* HOW TO COMPLETE THIS TASK *
If a line in the entries below holds the string "data", copy it.

* Web page and app entries *
***

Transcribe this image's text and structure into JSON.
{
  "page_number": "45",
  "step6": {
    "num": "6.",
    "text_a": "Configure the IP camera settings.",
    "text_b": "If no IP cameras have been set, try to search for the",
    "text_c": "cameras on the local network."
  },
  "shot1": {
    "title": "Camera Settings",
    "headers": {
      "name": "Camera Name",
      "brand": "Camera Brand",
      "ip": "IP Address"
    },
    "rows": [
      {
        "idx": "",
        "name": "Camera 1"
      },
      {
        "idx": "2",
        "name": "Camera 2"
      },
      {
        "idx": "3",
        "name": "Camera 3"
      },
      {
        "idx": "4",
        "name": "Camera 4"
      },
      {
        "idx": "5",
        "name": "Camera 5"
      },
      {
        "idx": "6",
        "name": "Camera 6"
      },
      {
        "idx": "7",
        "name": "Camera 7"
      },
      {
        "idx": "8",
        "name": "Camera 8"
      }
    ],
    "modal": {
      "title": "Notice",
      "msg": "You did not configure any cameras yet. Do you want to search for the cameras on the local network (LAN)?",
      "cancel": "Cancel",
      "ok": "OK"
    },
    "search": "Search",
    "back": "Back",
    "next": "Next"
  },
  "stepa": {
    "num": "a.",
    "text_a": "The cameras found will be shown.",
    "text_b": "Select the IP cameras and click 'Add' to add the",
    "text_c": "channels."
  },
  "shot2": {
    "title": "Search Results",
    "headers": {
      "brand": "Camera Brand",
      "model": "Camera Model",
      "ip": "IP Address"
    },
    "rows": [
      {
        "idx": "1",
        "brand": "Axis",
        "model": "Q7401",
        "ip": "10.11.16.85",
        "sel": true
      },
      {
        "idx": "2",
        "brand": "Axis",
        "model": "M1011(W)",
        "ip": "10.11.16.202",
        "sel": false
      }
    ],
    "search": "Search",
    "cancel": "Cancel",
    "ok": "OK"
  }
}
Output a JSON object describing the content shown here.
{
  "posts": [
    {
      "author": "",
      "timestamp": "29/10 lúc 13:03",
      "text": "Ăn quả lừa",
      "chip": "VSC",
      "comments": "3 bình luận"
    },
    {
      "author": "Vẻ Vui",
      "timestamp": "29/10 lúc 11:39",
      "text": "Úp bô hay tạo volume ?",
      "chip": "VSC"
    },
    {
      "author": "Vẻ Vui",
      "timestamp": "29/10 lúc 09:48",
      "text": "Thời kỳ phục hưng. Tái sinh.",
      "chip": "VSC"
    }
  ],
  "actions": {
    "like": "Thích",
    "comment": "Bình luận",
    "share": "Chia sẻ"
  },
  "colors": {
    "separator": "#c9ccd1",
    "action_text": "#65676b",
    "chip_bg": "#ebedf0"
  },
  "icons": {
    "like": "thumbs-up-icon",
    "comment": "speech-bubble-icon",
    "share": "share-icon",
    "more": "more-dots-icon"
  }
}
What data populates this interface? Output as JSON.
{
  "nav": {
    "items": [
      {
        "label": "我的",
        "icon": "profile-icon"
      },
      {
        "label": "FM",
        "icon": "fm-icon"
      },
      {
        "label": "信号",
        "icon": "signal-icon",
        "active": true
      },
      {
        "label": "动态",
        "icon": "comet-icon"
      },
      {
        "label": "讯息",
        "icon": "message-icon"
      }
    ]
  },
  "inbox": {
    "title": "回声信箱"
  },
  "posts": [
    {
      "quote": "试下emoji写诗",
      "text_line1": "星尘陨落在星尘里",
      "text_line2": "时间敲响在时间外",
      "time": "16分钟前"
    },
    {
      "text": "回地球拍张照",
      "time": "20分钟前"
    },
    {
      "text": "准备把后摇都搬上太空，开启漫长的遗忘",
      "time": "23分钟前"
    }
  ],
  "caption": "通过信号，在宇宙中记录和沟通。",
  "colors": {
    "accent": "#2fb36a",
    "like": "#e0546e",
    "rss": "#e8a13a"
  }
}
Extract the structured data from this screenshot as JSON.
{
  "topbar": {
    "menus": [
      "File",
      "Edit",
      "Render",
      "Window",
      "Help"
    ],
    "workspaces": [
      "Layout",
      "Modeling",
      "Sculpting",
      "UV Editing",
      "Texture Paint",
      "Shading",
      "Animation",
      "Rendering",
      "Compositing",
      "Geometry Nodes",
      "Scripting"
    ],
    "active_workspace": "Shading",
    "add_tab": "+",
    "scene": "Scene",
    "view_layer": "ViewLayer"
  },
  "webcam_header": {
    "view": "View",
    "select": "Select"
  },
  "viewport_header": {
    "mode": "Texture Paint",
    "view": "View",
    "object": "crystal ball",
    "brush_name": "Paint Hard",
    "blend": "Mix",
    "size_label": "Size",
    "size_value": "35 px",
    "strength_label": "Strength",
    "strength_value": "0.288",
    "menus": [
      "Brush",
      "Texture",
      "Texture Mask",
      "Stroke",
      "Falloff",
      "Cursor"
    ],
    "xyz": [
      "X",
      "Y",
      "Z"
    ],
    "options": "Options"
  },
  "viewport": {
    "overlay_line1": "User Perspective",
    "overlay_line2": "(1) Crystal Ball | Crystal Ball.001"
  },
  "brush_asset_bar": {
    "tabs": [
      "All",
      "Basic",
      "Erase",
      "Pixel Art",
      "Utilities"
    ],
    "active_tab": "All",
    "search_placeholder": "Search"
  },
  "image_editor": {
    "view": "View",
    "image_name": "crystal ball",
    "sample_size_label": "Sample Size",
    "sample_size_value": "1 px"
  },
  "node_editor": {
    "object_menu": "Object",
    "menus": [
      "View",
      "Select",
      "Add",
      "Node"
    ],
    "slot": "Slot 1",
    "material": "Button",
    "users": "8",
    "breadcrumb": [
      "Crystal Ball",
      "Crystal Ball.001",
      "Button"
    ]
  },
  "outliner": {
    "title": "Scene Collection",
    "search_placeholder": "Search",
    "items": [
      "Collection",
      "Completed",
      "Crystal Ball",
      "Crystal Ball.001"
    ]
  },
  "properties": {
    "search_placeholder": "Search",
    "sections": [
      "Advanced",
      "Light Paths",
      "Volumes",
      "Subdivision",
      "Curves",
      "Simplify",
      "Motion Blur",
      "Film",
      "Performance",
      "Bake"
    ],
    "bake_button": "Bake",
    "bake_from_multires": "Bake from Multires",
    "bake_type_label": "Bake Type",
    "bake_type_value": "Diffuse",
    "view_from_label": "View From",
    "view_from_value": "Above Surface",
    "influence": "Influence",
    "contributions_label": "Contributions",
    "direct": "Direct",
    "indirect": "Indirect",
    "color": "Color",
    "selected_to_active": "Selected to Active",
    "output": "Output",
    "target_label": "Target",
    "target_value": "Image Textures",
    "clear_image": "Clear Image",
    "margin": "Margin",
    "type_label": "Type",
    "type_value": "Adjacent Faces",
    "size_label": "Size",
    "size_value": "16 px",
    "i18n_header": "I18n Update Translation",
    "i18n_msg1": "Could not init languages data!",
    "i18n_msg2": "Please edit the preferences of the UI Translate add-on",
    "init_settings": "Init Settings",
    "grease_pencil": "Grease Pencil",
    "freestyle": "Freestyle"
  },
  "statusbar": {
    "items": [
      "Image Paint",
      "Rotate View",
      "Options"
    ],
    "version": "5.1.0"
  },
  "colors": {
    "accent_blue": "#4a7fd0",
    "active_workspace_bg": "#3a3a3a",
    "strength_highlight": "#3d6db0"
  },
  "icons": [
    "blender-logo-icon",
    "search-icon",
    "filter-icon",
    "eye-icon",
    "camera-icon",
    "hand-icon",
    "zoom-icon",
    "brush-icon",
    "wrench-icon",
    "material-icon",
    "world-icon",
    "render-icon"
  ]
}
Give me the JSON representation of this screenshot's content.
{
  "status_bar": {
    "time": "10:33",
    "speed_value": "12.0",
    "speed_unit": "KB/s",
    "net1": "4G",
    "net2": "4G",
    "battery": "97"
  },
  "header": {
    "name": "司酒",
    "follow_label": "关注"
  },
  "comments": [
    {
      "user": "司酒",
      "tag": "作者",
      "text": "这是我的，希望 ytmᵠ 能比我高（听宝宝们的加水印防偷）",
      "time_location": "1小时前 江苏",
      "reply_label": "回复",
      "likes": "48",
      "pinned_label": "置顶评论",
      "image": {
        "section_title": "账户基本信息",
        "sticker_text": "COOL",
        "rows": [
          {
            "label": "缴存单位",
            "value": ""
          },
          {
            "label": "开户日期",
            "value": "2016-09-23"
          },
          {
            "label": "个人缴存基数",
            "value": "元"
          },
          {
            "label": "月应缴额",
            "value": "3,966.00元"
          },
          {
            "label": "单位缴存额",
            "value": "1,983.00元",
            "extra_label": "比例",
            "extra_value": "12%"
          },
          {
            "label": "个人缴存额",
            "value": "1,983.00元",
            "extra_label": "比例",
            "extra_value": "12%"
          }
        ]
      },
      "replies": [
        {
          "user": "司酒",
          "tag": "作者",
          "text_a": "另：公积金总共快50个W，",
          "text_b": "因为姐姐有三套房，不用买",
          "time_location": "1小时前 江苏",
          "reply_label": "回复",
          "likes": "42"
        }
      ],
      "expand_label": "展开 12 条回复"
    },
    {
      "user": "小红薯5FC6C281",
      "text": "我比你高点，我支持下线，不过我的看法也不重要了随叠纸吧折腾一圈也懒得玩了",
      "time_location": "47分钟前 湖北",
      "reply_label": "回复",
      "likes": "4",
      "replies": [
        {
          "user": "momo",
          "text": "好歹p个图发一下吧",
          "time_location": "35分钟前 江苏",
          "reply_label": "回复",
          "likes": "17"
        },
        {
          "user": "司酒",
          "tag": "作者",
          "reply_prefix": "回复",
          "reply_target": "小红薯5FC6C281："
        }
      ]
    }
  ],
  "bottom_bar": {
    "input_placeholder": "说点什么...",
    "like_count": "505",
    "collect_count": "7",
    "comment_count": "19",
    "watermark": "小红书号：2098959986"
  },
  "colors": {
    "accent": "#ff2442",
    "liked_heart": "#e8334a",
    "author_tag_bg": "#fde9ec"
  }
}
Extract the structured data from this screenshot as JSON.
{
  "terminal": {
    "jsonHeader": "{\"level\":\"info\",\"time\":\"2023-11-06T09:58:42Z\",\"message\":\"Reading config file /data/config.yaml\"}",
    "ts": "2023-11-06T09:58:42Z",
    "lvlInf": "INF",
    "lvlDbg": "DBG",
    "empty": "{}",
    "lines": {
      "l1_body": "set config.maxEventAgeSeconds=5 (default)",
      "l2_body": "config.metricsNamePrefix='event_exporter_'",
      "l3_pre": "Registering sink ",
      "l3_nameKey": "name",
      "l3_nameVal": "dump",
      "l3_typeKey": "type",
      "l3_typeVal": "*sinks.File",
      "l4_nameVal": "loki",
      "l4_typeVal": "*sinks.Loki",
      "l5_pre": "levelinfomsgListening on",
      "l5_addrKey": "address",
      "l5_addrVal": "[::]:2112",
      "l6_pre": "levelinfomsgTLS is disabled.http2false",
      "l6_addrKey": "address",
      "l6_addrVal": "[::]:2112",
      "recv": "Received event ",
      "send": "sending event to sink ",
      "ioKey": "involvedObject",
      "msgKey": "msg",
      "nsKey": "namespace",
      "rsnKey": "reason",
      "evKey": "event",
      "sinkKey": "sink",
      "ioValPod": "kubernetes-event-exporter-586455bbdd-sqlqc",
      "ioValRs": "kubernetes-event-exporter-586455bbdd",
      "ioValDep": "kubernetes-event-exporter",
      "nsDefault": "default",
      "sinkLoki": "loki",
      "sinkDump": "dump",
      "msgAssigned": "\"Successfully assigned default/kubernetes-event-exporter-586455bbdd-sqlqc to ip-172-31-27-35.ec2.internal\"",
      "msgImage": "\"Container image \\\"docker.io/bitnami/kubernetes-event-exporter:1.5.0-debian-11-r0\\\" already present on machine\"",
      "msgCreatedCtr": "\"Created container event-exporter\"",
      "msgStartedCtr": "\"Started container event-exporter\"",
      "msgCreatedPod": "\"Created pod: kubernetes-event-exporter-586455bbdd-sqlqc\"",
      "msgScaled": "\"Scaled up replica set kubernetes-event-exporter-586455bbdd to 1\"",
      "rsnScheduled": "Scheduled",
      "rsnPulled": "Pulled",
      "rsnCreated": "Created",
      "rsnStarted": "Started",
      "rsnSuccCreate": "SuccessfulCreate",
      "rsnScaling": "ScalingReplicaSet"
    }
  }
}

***

* EXERCISE RESPONSE *
What data populates this interface? Output as JSON.
Extract the structured data from this screenshot as JSON.
    "i18n_msg1": "Could not init languages data!",
Extract the structured data from this screenshot as JSON.
    "jsonHeader": "{\"level\":\"info\",\"time\":\"2023-11-06T09:58:42Z\",\"message\":\"Reading config file /data/config.yaml\"}",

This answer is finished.